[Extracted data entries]
==========

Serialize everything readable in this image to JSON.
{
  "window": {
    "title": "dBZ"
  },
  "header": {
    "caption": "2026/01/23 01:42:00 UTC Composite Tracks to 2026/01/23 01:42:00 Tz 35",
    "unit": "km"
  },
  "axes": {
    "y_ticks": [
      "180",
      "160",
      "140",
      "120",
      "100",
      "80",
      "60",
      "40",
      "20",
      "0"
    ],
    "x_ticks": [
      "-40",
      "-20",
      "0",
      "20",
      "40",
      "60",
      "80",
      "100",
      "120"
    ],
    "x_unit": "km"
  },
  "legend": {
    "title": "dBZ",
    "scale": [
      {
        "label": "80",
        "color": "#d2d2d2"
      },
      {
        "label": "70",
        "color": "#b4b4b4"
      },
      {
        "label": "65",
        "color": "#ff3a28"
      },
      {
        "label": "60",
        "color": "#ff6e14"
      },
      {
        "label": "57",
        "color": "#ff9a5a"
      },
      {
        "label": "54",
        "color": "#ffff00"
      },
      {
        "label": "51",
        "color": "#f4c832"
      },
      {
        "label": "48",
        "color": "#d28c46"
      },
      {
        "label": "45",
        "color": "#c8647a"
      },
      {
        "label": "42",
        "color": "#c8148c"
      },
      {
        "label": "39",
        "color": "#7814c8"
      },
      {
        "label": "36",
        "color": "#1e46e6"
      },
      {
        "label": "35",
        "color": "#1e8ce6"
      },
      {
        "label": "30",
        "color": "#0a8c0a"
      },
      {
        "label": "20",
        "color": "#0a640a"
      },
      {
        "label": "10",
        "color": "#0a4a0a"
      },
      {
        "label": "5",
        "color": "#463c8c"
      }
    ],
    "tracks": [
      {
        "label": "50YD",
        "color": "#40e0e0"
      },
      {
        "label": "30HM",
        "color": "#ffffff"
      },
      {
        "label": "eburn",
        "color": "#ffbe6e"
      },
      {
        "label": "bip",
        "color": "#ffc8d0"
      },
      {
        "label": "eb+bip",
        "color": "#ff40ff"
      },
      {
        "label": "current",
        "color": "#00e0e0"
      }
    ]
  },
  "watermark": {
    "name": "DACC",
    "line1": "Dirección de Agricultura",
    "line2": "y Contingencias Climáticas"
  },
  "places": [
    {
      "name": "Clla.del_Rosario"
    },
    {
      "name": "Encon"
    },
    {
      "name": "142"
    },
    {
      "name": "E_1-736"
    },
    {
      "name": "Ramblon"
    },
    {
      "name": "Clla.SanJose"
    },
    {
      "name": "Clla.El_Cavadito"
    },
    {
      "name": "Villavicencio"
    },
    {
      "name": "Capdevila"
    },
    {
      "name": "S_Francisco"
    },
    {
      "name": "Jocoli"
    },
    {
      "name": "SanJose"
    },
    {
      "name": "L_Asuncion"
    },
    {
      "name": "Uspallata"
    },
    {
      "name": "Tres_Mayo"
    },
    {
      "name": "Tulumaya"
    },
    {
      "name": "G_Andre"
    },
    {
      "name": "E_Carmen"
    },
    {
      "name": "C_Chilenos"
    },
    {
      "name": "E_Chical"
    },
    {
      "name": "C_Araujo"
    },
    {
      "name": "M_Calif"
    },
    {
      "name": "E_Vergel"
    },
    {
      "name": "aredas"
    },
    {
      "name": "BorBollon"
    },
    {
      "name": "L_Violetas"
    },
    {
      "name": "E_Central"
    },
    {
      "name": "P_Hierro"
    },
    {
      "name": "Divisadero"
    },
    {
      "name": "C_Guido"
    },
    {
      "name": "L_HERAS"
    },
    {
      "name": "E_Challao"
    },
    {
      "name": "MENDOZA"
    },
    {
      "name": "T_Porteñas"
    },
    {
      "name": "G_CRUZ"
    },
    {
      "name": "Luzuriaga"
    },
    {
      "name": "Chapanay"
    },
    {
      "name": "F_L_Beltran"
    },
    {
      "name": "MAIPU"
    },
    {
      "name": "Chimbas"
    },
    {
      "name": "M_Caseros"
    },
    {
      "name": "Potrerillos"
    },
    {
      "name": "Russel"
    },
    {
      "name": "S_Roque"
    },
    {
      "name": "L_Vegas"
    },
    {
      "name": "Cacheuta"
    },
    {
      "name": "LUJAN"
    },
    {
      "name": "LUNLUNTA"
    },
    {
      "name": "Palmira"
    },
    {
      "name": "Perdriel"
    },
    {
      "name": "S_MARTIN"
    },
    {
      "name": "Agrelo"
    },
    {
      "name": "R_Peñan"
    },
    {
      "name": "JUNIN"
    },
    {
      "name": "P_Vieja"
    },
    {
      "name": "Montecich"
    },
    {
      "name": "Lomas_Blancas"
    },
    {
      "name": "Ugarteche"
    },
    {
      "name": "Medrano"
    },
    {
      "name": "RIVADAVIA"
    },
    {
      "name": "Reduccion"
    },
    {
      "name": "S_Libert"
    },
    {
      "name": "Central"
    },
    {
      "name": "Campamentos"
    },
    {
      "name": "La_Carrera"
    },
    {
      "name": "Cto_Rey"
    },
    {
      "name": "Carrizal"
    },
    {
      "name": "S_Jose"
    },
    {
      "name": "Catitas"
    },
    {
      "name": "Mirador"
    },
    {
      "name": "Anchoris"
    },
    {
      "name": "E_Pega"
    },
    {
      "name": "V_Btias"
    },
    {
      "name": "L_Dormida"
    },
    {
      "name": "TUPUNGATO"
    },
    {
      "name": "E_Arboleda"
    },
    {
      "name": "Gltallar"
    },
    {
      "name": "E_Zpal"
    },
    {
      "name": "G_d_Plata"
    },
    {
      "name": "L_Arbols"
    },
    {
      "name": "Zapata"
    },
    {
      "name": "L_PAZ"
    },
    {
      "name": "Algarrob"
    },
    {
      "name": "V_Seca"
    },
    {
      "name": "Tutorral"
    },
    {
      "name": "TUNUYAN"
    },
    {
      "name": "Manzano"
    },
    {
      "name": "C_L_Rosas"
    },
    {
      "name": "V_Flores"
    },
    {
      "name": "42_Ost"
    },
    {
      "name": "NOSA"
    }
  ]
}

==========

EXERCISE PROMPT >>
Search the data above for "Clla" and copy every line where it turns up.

ANSWER >>
      "name": "Clla.del_Rosario"
      "name": "Clla.SanJose"
      "name": "Clla.El_Cavadito"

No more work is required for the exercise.